Stored data entries

Content starts

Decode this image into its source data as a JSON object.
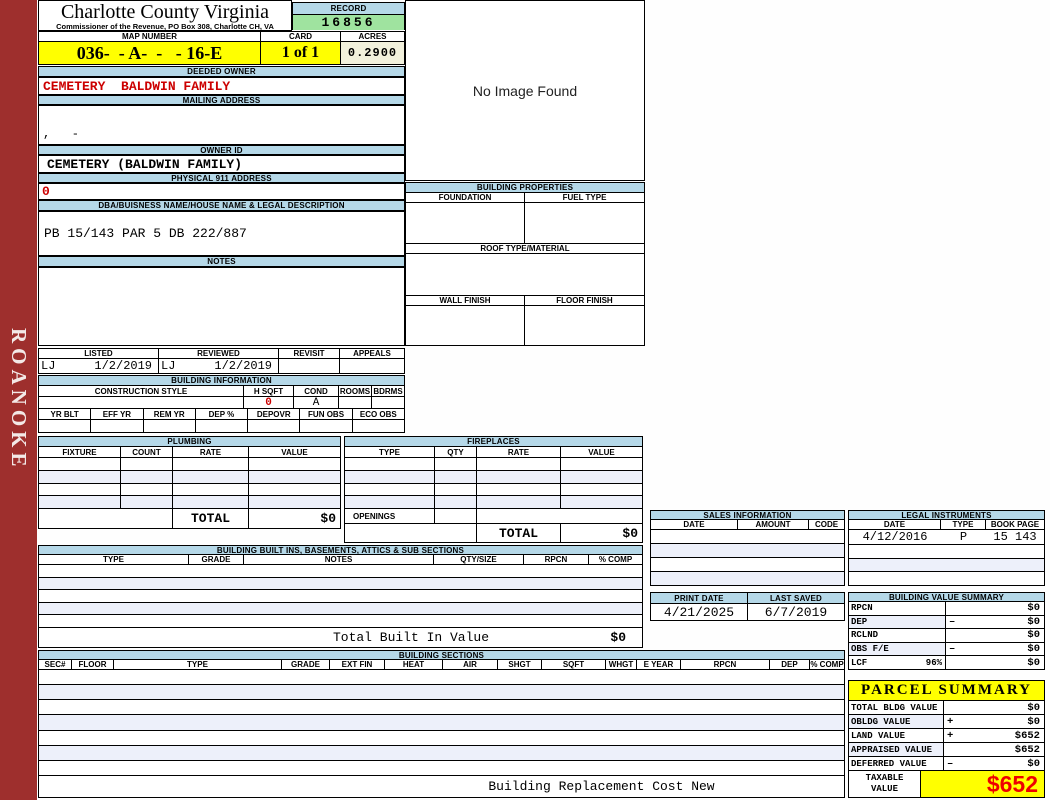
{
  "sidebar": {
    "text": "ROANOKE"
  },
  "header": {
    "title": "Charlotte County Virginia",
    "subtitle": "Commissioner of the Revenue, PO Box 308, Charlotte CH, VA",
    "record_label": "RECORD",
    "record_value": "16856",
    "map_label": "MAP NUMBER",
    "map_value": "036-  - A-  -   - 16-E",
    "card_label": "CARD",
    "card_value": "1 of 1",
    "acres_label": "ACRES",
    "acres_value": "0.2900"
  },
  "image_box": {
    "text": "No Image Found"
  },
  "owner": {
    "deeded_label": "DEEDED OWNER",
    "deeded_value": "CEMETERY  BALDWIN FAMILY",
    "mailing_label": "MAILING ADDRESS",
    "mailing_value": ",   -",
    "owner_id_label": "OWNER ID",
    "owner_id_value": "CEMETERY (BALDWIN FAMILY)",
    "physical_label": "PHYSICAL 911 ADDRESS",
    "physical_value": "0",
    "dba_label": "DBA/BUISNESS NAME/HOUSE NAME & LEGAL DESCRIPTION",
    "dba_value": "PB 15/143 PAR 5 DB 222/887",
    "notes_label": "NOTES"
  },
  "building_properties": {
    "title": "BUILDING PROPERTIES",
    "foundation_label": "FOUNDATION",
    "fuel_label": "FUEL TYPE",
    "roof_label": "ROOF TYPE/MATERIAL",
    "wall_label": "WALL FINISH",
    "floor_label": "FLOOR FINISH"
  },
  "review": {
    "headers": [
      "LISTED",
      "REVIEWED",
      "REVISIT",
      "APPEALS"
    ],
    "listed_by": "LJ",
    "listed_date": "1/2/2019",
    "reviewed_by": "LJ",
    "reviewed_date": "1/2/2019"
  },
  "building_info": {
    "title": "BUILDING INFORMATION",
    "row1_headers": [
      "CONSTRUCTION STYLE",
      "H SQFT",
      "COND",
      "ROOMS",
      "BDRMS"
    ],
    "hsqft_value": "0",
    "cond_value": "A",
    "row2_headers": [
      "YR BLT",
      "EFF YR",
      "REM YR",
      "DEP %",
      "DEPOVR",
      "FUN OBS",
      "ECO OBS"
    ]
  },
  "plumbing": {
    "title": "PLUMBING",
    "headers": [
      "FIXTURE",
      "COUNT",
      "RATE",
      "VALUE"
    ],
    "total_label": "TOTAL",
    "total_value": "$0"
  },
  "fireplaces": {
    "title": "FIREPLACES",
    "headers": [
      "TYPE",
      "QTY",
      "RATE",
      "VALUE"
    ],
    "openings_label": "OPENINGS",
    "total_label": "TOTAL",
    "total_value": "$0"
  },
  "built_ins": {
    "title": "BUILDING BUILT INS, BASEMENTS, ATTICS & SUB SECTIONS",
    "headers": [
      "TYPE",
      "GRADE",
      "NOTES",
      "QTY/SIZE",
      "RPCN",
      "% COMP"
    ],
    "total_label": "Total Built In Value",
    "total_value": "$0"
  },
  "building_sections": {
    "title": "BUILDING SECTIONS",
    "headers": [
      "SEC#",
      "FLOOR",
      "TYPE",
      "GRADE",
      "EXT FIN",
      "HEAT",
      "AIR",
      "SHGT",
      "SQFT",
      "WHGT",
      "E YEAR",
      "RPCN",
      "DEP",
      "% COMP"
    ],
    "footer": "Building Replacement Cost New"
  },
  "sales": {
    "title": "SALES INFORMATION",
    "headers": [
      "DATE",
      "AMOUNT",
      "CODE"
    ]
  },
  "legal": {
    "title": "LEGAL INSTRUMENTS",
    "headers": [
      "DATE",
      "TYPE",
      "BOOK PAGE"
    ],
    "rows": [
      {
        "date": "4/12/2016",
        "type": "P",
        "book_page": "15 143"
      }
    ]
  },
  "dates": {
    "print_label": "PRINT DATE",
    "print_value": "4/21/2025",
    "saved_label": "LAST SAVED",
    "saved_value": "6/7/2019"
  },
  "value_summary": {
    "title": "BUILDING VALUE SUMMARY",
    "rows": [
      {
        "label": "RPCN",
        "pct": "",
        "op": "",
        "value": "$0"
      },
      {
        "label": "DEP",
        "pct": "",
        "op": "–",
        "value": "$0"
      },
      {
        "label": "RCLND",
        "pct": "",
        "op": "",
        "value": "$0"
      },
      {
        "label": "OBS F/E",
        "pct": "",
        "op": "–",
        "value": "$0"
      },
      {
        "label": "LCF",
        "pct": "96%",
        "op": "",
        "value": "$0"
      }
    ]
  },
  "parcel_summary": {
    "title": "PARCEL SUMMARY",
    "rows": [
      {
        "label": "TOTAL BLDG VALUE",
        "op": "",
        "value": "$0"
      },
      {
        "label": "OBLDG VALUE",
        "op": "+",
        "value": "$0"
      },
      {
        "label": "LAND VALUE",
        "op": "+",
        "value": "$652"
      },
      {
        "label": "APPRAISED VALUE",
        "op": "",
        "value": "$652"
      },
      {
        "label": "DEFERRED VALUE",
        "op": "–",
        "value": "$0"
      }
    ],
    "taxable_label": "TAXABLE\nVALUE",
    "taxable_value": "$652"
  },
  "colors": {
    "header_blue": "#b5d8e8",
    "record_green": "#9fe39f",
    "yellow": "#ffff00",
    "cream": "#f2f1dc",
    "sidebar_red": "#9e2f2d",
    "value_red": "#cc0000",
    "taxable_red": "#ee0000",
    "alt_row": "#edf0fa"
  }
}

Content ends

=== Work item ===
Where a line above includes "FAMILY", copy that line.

=== Response to the exercise ===
    "deeded_value": "CEMETERY  BALDWIN FAMILY",
    "owner_id_value": "CEMETERY (BALDWIN FAMILY)",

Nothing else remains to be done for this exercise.